Why Cars Overheat and How to Prevent It

It’s only natural for a car engine to generate heat. It’s similar to how our own bodies heat up after an intense work out. The more power our engine expends, the more heat it generates. The problem isn’t so much that our engines heat up, but that if it heats up too much it can potentially cause the car to unexpectedly stop – or worse – cause permanent damage to the engine and have the car catch on fire.

Like our bodies, our car engine needs to stay cool to run properly. Unfortunately, most motorists tend to wait until their temperature gauge has hit the red line before taking proactive measures to keep their car running cool. By then, it might already be too late. Here are some of the most common reasons behind overheating cars and the different ways to prevent it.

Lack of Water or Coolant

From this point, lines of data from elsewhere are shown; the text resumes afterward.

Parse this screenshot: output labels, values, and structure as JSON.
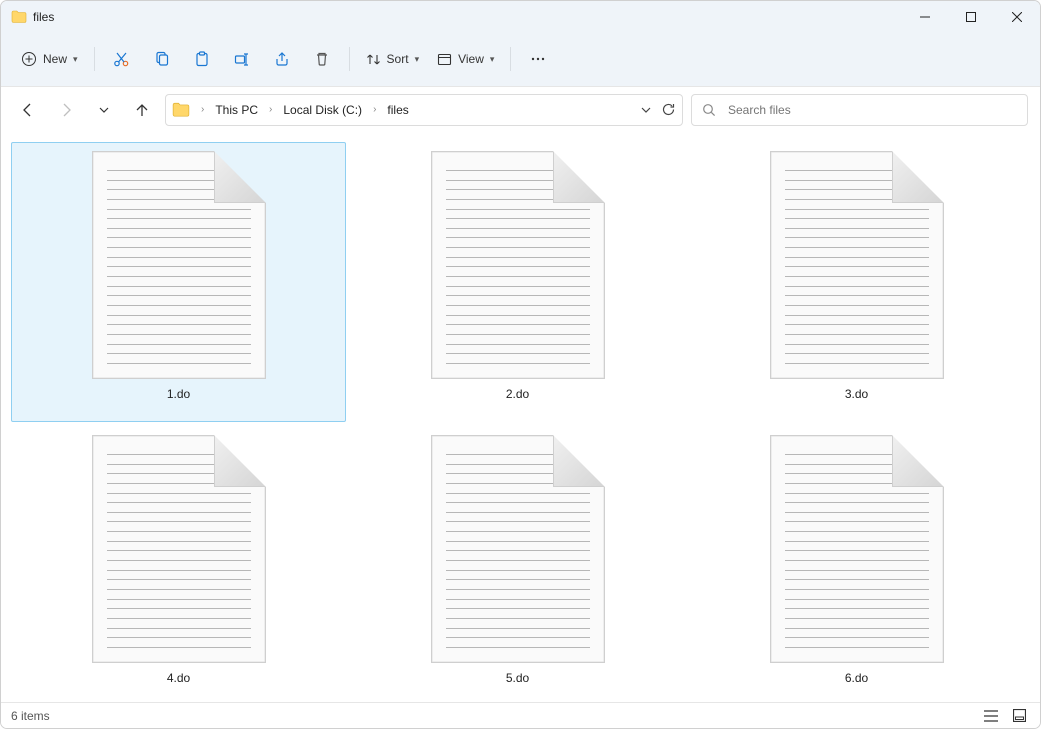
{
  "titlebar": {
    "title": "files"
  },
  "toolbar": {
    "new_label": "New",
    "sort_label": "Sort",
    "view_label": "View"
  },
  "breadcrumbs": {
    "c0": "This PC",
    "c1": "Local Disk (C:)",
    "c2": "files"
  },
  "search": {
    "placeholder": "Search files"
  },
  "files": {
    "f0": "1.do",
    "f1": "2.do",
    "f2": "3.do",
    "f3": "4.do",
    "f4": "5.do",
    "f5": "6.do"
  },
  "status": {
    "count": "6 items"
  }
}
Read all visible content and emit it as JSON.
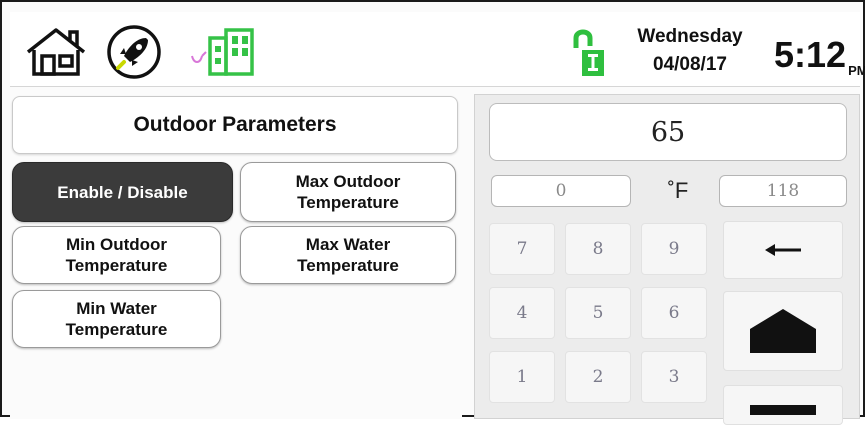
{
  "header": {
    "day": "Wednesday",
    "date": "04/08/17",
    "time": "5:12",
    "ampm": "PM",
    "icons": [
      "home-icon",
      "rocket-icon",
      "building-icon",
      "lock-icon"
    ],
    "colors": {
      "rocket": "#c9d800",
      "building": "#35c247",
      "lock": "#2fbf3f",
      "link": "#d877d8"
    }
  },
  "panel": {
    "title": "Outdoor Parameters",
    "buttons": {
      "enable": "Enable / Disable",
      "max_outdoor": [
        "Max Outdoor",
        "Temperature"
      ],
      "min_outdoor": [
        "Min Outdoor",
        "Temperature"
      ],
      "max_water": [
        "Max Water",
        "Temperature"
      ],
      "min_water": [
        "Min Water",
        "Temperature"
      ]
    },
    "active_button": "Enable / Disable",
    "active_color": "#3b3b3b"
  },
  "keypad": {
    "value": "65",
    "min": "0",
    "max": "118",
    "unit": "˚F",
    "keys": [
      "7",
      "8",
      "9",
      "4",
      "5",
      "6",
      "1",
      "2",
      "3"
    ],
    "icons": [
      "backspace-icon",
      "arrow-up-icon",
      "arrow-down-icon"
    ]
  }
}
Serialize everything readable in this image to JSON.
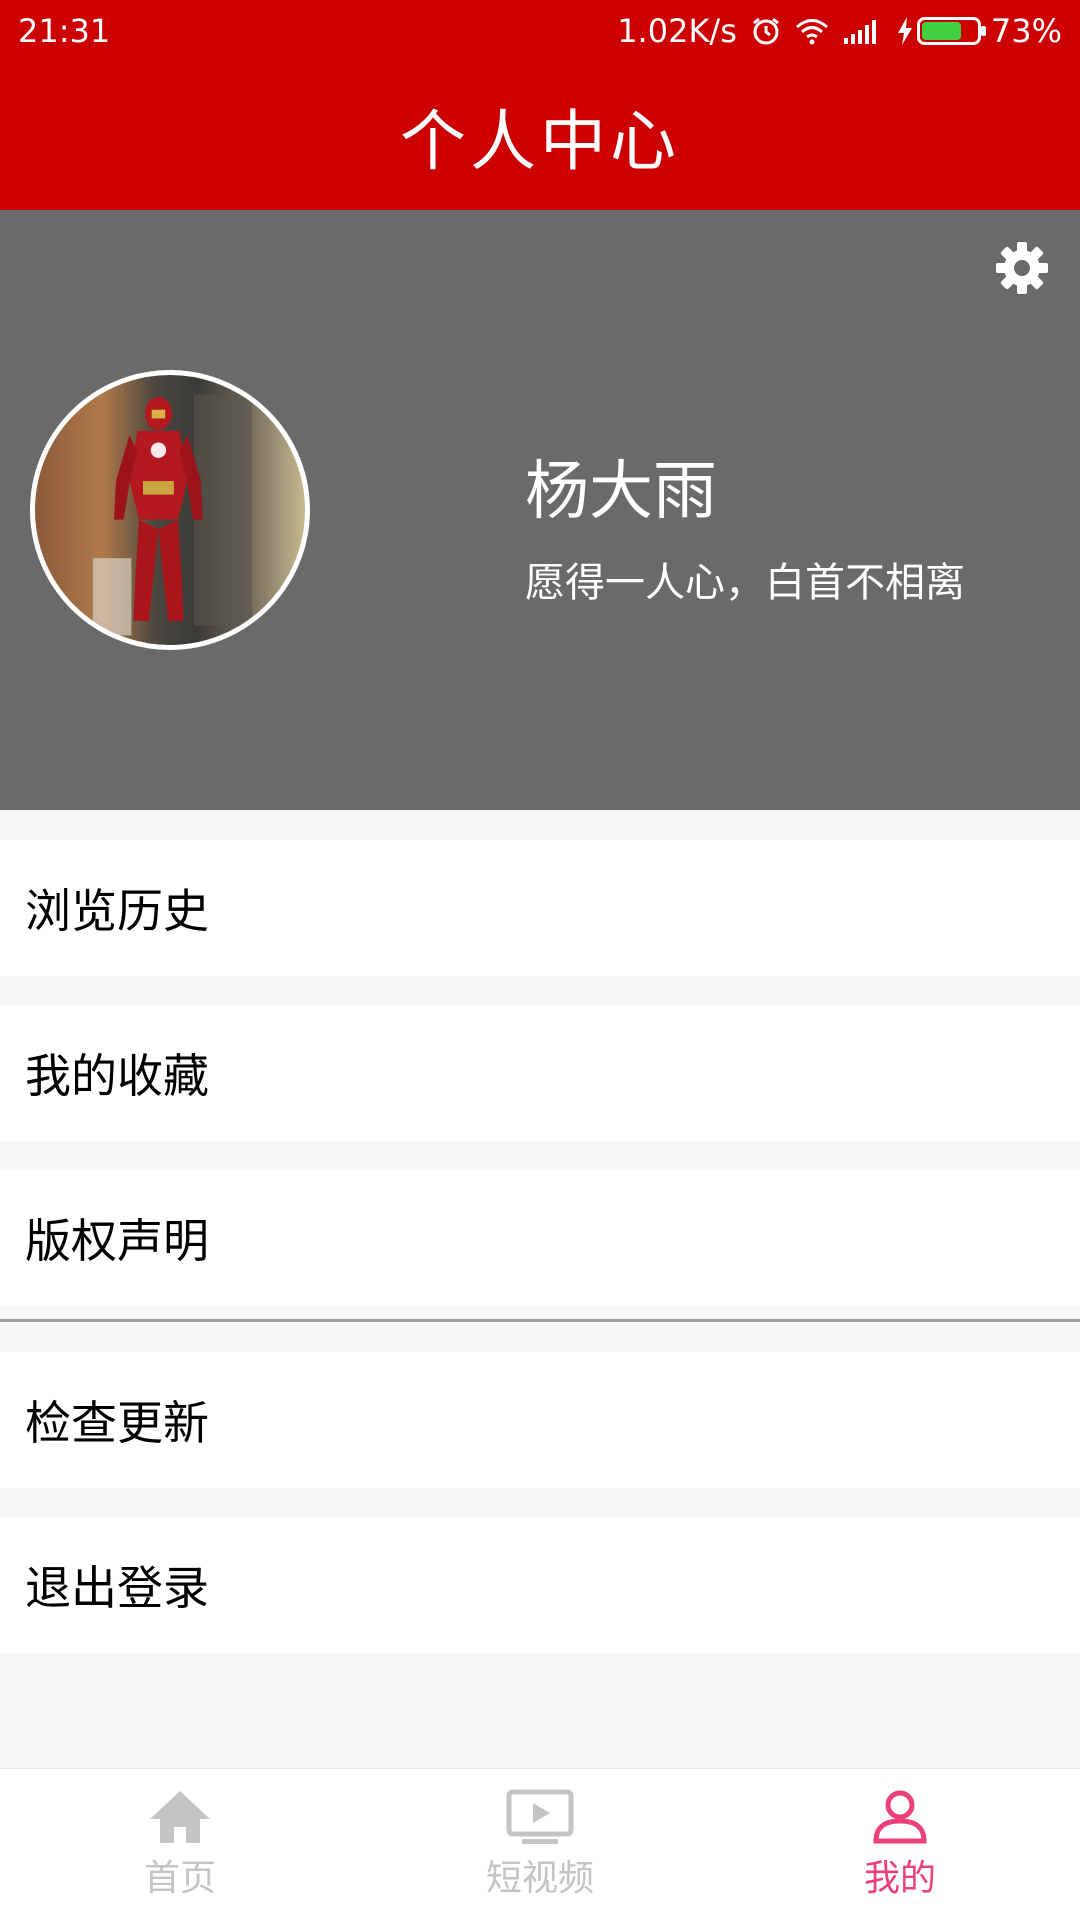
{
  "status_bar": {
    "time": "21:31",
    "speed": "1.02K/s",
    "battery": "73%",
    "battery_level": 0.73,
    "battery_color": "#3fd13f",
    "icons": [
      "alarm-icon",
      "wifi-icon",
      "signal-icon",
      "charging-icon",
      "battery-icon"
    ]
  },
  "app_bar": {
    "title": "个人中心",
    "background": "#cc0000"
  },
  "profile": {
    "name": "杨大雨",
    "motto": "愿得一人心，白首不相离",
    "settings_icon": "gear-icon",
    "background": "#6a6a6a"
  },
  "menu": {
    "items": [
      {
        "label": "浏览历史"
      },
      {
        "label": "我的收藏"
      },
      {
        "label": "版权声明"
      },
      {
        "label": "检查更新"
      },
      {
        "label": "退出登录"
      }
    ]
  },
  "bottom_nav": {
    "active_color": "#ec407a",
    "inactive_color": "#c4c4c4",
    "items": [
      {
        "label": "首页",
        "icon": "home-icon"
      },
      {
        "label": "短视频",
        "icon": "video-icon"
      },
      {
        "label": "我的",
        "icon": "user-icon",
        "active": true
      }
    ]
  }
}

We sweat when our bodies heat up; it’s our body’s way of cooling itself. But to stay cool, our bodies need water. A car engine works the same way. Water and coolant keep the engine at safe operating temperatures. Without it, the engine overheats. Be sure to take the necessary precautions when adding water or coolant to an overheated engine because the escaping steam and boiling hot surface can burn unprotected skin. It’s part of proper car maintenance to provide your car with the adequate supply of water and coolant. But in case of emergencies, it’s also important to have at least a gallon of water and a bottle of coolant within arm’s reach.

Leaking Cooling System

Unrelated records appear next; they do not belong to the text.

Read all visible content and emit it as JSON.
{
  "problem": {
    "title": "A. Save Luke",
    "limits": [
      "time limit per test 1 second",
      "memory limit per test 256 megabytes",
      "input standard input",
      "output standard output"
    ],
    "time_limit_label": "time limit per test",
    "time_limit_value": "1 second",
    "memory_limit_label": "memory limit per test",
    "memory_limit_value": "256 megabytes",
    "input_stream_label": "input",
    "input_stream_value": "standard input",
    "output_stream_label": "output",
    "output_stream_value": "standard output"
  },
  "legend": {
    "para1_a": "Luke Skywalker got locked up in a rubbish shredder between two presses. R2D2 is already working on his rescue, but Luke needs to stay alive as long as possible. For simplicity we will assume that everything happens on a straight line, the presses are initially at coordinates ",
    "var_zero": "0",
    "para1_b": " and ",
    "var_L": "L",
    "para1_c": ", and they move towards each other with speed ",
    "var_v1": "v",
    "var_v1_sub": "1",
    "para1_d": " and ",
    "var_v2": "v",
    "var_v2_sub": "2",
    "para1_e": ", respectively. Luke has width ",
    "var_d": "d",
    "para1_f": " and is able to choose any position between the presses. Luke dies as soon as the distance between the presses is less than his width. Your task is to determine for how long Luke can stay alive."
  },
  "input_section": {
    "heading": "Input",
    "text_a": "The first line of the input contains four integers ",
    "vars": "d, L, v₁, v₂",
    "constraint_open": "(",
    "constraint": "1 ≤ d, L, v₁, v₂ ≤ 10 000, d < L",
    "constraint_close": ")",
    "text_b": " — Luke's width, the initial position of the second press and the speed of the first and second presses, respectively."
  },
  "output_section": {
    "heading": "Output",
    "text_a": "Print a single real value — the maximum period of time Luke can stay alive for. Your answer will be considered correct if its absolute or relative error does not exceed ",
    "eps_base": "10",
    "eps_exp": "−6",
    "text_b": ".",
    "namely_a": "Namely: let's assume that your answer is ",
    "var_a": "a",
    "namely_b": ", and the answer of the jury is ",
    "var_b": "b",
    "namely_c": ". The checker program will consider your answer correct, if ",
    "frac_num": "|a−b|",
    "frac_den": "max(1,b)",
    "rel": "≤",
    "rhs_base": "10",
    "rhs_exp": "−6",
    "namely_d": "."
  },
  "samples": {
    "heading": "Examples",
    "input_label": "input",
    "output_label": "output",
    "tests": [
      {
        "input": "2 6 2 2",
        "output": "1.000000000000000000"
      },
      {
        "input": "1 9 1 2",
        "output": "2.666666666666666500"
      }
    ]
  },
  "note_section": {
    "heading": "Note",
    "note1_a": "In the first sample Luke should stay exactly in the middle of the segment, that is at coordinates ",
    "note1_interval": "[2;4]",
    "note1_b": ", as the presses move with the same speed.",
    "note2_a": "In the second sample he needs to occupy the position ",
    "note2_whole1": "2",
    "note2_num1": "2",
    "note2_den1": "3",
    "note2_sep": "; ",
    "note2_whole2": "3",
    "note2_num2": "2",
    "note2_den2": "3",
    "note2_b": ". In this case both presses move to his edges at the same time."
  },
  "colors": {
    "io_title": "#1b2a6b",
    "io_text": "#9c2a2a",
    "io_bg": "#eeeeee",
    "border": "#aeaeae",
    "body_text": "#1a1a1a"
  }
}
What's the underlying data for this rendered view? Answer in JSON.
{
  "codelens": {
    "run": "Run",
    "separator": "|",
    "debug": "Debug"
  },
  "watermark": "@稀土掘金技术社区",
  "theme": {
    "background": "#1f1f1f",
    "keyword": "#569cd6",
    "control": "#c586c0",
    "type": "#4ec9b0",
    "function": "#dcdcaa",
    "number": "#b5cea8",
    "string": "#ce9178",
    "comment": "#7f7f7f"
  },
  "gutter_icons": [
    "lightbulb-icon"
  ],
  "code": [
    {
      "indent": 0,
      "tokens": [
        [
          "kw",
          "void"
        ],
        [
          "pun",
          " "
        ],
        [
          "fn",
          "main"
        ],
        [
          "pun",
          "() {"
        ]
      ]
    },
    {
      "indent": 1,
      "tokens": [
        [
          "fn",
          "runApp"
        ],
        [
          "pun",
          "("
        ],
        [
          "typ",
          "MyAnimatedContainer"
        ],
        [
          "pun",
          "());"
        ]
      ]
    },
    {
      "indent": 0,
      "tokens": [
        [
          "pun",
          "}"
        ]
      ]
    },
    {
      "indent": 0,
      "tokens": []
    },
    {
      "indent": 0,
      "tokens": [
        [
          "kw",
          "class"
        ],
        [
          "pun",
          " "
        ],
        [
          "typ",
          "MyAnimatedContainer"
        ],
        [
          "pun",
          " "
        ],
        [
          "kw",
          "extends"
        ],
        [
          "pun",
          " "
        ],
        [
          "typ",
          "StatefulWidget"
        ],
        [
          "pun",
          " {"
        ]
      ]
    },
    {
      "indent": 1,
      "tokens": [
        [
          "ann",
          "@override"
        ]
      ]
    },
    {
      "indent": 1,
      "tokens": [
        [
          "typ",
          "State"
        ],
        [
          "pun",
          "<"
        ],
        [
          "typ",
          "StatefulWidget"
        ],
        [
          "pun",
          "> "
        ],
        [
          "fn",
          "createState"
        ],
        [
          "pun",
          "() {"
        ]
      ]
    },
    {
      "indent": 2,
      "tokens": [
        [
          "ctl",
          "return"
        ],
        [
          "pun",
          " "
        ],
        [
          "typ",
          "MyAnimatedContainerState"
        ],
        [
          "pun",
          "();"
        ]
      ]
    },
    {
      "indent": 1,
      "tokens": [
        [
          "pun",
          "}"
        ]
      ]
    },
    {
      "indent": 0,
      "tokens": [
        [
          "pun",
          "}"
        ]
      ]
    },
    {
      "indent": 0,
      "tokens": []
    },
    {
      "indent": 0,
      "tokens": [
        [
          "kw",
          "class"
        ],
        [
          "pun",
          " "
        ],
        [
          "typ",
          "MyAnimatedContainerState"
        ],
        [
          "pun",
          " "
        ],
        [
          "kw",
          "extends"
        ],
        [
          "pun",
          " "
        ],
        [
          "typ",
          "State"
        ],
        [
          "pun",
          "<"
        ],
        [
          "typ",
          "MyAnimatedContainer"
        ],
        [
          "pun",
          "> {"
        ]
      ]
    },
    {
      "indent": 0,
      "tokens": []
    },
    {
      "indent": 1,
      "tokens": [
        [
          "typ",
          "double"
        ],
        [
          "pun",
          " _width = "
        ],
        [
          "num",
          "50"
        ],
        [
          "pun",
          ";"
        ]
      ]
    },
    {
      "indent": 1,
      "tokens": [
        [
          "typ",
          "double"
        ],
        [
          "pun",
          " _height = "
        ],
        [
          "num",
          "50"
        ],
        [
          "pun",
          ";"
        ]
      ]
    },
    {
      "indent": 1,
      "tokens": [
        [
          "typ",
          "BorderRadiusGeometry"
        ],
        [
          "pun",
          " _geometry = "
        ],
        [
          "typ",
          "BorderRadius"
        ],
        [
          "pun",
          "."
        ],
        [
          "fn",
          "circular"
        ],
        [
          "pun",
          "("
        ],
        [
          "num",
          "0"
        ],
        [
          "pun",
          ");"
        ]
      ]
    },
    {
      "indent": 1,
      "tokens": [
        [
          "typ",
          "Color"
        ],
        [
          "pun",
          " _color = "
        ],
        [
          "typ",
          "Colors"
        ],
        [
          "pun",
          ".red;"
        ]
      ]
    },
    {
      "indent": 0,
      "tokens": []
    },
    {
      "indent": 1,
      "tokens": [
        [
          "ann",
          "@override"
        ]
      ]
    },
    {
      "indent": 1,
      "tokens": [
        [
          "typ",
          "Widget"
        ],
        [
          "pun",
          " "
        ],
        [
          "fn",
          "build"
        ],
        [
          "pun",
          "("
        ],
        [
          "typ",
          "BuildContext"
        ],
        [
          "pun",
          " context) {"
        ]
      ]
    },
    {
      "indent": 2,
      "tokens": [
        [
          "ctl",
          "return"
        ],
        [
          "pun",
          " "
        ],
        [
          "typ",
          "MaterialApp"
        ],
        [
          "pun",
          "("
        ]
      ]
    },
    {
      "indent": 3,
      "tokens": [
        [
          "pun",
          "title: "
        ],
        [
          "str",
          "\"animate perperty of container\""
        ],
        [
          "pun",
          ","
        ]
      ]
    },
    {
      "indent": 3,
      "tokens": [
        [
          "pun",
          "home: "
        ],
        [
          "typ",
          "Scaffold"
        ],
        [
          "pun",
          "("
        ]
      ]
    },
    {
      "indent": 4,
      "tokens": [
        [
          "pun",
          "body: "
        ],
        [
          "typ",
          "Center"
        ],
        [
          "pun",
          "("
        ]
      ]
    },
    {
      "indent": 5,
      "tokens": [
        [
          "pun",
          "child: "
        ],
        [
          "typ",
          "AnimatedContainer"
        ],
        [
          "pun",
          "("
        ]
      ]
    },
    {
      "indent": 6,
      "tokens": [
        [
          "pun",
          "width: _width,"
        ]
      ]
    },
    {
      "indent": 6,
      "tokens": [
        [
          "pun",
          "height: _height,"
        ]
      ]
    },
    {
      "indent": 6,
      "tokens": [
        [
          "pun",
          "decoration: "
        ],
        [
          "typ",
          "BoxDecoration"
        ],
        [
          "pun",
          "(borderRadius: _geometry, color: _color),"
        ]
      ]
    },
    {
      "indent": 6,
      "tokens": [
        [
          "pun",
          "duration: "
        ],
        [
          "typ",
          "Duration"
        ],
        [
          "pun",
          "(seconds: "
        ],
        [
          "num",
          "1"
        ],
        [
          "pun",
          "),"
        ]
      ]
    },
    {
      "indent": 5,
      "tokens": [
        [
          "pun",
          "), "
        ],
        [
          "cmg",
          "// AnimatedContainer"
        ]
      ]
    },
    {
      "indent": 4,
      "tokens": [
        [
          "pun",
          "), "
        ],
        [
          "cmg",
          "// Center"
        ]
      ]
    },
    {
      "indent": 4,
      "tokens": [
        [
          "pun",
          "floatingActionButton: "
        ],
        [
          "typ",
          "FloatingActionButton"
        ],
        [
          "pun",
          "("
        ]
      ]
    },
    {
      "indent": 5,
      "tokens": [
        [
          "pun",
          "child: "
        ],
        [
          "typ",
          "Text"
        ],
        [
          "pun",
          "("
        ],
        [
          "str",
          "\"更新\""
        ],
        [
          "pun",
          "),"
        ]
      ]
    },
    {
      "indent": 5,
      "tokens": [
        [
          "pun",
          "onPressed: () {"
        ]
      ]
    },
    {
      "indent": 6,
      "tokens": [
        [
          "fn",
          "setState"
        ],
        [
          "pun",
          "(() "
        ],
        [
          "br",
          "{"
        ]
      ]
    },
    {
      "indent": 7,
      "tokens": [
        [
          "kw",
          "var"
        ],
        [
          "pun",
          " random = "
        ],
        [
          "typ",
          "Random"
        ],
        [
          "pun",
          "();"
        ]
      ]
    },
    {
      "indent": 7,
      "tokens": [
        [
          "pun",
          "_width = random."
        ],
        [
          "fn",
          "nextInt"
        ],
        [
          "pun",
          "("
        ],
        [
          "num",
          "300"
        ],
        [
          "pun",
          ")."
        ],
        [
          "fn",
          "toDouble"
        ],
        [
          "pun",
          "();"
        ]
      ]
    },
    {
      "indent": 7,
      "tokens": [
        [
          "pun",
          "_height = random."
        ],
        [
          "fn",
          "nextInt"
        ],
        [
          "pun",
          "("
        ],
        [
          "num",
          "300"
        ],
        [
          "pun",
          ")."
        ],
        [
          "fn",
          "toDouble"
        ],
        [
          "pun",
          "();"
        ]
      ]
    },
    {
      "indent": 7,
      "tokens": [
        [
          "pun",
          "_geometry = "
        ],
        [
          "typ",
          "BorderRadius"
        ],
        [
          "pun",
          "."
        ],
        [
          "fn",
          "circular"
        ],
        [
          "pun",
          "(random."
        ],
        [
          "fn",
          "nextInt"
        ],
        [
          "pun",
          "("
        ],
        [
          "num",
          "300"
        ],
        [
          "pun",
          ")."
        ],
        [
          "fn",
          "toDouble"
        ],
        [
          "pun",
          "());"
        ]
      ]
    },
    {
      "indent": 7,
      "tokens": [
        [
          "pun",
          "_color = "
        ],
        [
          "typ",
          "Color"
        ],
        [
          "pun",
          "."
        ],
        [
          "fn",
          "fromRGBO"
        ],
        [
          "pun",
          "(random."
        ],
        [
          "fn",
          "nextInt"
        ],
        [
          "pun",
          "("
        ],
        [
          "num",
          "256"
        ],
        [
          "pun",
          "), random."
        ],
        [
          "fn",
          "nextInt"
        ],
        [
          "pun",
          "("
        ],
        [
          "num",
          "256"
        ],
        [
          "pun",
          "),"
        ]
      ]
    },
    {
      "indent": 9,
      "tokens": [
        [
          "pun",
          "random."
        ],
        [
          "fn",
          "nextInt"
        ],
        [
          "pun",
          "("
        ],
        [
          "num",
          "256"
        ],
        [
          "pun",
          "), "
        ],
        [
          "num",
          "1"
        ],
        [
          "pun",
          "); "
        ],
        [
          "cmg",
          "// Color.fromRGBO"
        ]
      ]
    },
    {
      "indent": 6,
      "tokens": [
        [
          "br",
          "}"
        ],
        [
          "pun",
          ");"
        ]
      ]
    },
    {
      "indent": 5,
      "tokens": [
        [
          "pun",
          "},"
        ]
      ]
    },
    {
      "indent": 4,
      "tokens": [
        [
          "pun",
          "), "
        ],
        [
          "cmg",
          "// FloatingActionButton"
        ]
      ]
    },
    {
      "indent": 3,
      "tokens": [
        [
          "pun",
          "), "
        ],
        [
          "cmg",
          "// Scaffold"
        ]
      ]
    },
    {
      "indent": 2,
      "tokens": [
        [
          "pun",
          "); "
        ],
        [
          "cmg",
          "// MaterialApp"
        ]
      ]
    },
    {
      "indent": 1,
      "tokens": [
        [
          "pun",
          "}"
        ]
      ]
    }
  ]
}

No matter how much water or coolant you flush into your engine it’s all wasted if there’s a leak in your engine’s cooling system. This is often the case when you notice your temperature still rising after you’ve filled your radiator or reservoir with water or coolant. Depending on the size and location of the leak, all your water and coolant will end up dripping out of the engine in a matter of minutes.

Broken Cooling Fan

Car engines have built-in cooling fans that help dissipate excess engine heat. These fans are particularly helpful during stand-still traffic when no air is blowing from the road. This works by drawing cooler air through the radiator. Unfortunately, a broken cooling fan can raise your engine’s temperature even when it’s idle. This is often due to a broken cooling fan or a worn out fan belt. Either is easily fixed at any garage, but it can be prevented by having your car properly maintained and tuned-up.

Faulty Temperature Gauge

Although broken temperature gauges don’t directly affect the temperature of your car; they’re your only means of telling if your engine heat is on the rise. Remember, no matter how well-tuned and well-cooled your engine is; there’s no way that a running car’s temperature gauge can sit idly at the bottom. This is a clear indicator that your gauge needs to be checked by a professional. To prevent your car from overheating, it’s absolutely critical that you keep your temperature gauge in working order.